Records excerpted from a collection
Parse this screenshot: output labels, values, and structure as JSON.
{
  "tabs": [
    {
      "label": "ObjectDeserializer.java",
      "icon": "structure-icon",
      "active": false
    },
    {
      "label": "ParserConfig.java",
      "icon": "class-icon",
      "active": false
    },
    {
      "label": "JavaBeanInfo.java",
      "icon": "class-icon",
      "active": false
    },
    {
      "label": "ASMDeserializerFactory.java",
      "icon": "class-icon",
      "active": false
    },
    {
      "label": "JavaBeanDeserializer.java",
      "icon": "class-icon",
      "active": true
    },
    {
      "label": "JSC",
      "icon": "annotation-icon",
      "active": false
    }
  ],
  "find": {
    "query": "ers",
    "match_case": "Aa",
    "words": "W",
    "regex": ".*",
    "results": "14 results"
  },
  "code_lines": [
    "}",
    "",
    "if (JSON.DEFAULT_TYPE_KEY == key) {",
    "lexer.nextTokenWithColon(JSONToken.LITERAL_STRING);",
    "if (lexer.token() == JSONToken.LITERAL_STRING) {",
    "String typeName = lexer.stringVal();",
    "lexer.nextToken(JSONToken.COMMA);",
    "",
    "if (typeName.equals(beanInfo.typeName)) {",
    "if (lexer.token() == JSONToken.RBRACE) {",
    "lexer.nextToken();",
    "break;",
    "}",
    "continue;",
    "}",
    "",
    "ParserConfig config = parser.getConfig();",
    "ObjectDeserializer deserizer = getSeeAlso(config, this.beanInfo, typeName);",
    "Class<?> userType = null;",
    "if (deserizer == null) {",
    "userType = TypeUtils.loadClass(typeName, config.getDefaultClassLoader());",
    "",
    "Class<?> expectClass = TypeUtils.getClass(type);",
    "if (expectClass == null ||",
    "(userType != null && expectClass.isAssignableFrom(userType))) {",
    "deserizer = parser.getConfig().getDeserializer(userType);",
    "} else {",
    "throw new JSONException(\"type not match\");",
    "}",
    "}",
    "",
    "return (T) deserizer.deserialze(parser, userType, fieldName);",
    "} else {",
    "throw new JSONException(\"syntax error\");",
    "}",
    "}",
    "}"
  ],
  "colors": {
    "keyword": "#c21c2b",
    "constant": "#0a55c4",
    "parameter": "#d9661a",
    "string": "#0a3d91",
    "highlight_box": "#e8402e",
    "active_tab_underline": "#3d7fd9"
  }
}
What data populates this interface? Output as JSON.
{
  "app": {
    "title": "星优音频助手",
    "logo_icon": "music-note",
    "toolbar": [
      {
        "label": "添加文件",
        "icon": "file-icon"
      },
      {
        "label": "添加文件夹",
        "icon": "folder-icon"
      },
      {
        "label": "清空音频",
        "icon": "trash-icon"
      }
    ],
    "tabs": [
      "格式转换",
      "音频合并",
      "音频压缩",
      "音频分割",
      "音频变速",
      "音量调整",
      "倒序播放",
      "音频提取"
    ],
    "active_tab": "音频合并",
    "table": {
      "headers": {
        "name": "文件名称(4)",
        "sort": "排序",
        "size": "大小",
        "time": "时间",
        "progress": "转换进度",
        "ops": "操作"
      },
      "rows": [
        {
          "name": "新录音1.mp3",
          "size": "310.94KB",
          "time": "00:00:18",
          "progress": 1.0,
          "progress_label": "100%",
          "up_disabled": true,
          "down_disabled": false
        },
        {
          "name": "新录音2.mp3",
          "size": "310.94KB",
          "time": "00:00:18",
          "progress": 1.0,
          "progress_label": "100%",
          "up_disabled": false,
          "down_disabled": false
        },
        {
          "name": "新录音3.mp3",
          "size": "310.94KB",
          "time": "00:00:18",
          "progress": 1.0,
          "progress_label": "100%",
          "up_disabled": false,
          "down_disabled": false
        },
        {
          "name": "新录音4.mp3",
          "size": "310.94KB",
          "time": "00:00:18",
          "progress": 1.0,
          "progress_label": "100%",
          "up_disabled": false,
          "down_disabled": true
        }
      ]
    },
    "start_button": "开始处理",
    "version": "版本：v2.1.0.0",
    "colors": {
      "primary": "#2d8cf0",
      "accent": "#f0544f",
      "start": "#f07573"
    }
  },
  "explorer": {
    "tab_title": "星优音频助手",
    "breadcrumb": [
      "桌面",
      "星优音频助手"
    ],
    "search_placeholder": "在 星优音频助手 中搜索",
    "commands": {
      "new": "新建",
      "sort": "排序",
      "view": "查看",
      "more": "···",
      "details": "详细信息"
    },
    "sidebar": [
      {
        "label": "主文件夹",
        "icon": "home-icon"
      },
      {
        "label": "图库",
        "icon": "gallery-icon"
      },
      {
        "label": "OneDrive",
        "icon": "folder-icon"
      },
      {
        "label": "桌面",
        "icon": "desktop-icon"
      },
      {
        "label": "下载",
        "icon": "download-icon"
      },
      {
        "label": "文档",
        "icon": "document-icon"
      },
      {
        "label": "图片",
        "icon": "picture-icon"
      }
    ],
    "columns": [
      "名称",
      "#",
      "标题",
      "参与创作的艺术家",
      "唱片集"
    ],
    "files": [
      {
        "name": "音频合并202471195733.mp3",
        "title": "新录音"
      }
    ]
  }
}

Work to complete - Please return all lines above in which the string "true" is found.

Result of the task -
      "active": true
          "up_disabled": true,
          "down_disabled": true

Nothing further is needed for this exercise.